* [Task item]: The answer must consist of every line below that holds the word "Application".

Dataset rows for apps and sites
[Start of Attachment]
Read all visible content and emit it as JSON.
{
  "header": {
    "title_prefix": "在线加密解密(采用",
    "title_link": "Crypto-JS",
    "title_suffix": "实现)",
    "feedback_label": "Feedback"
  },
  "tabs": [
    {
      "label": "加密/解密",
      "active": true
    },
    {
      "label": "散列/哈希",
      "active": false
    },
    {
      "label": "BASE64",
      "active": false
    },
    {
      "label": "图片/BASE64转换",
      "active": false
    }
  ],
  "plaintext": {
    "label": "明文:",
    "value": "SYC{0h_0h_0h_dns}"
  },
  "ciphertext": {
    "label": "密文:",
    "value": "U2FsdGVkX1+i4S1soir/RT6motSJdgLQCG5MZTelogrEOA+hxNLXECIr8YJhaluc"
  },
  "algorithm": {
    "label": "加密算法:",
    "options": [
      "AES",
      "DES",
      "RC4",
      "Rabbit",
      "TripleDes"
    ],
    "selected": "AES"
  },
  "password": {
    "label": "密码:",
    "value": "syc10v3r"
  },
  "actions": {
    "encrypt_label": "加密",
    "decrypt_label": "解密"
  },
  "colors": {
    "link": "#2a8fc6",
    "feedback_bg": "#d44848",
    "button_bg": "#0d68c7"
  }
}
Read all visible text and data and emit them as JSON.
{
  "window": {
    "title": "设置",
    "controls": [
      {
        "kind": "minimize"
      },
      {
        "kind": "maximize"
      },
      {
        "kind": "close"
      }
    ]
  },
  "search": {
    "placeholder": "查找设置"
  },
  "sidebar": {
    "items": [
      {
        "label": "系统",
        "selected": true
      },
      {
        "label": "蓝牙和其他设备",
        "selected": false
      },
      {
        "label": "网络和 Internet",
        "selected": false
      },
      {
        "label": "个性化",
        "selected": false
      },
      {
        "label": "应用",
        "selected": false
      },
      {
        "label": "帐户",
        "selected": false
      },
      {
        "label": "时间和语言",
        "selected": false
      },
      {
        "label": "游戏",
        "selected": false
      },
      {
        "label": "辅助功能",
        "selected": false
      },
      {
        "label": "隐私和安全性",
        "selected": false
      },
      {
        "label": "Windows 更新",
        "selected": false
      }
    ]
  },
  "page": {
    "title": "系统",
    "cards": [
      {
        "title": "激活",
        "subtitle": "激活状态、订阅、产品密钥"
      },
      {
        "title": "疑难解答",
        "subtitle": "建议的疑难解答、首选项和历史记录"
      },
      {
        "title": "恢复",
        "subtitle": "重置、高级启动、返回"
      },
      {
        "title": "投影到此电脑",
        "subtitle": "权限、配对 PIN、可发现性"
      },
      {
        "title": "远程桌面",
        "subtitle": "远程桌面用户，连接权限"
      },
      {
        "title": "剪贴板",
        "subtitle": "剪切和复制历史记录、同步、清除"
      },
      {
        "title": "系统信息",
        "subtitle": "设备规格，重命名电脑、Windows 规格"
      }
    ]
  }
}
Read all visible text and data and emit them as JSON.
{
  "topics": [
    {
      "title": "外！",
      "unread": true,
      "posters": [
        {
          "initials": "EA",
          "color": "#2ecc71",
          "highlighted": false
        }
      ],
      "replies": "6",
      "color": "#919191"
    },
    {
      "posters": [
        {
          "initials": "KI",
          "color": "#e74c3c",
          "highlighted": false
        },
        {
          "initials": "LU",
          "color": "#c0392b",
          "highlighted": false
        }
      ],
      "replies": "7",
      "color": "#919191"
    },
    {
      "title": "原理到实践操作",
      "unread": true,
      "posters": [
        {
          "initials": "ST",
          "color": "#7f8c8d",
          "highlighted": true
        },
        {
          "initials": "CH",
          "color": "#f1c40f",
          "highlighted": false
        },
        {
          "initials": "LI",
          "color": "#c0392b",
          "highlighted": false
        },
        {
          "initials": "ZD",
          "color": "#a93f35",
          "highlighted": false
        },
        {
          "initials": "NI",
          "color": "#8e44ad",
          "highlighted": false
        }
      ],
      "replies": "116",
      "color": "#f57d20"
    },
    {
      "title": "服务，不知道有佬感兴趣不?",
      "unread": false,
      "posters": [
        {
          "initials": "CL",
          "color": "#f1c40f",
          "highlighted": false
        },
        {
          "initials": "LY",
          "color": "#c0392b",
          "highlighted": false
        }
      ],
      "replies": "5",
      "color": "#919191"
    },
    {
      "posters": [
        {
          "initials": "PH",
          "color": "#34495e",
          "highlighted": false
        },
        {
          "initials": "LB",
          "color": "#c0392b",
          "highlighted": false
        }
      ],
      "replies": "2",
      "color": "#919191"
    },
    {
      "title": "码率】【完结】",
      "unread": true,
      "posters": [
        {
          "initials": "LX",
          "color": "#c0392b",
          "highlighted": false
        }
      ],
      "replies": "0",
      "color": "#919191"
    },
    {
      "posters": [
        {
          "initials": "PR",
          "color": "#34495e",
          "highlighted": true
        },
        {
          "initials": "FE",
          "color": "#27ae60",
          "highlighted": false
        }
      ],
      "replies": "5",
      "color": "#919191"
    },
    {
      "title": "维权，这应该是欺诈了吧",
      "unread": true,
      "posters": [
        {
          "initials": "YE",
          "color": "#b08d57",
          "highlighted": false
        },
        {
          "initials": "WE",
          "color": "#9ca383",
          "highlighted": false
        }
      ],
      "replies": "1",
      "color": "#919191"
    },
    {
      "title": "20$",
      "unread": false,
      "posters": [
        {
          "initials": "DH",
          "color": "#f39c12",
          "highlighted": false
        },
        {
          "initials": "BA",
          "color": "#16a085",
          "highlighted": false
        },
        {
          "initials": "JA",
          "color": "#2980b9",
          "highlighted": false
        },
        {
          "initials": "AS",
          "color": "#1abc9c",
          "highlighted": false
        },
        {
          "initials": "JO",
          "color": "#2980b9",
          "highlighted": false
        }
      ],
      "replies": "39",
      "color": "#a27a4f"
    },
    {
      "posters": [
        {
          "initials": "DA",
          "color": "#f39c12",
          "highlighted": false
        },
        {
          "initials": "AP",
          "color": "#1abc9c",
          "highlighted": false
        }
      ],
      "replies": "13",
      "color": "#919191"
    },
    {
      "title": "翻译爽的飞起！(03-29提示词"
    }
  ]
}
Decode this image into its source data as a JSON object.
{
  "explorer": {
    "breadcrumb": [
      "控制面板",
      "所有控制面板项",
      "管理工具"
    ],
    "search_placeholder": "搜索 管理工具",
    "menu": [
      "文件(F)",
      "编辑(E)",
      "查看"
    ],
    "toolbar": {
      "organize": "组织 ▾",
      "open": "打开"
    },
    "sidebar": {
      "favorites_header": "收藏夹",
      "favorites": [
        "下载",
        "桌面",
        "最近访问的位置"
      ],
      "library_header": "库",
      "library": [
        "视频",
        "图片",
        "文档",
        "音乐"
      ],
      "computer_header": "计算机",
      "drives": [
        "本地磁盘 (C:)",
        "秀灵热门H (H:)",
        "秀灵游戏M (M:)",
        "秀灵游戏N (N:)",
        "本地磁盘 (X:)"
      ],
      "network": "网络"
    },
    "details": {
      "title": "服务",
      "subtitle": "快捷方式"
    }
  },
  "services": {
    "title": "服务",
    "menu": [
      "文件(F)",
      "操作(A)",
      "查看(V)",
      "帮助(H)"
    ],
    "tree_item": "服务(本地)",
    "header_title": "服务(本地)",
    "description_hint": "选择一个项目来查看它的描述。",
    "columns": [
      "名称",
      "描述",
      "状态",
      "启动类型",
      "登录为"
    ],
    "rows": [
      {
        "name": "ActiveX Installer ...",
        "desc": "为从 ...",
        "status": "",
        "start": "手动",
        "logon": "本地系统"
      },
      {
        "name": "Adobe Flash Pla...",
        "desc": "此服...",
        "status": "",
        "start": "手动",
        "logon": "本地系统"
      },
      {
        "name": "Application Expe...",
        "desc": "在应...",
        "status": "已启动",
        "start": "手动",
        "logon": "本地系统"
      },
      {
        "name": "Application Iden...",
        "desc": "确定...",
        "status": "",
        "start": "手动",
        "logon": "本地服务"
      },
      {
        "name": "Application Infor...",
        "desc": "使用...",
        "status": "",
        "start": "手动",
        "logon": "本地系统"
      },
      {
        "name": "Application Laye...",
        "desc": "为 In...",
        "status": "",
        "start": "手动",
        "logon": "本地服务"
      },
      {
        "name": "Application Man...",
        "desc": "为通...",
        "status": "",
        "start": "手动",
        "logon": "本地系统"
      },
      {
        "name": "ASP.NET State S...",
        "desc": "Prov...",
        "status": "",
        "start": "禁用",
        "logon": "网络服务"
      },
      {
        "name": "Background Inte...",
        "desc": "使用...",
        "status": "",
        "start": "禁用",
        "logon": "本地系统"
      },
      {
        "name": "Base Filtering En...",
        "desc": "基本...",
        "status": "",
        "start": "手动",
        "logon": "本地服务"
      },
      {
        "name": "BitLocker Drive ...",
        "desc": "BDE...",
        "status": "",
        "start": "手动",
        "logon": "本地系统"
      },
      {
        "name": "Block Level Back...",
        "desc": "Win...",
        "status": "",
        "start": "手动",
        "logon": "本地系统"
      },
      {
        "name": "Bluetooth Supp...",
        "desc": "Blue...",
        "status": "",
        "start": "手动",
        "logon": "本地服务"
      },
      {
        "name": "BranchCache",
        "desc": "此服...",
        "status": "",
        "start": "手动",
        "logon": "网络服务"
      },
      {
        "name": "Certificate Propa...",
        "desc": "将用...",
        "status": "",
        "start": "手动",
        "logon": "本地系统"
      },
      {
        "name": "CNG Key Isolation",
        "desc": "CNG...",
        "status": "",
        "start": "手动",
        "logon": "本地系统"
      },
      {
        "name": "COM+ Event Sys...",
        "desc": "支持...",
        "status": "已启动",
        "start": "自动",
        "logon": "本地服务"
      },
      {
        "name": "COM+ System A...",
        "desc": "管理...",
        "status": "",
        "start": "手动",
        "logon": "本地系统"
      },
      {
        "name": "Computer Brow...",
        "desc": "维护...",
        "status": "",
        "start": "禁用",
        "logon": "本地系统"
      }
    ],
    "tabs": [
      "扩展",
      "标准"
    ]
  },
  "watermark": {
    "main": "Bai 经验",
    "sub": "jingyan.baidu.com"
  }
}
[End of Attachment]
* [Output of the exercise]:
        "name": "Application Expe...",
        "name": "Application Iden...",
        "name": "Application Infor...",
        "name": "Application Laye...",
        "name": "Application Man...",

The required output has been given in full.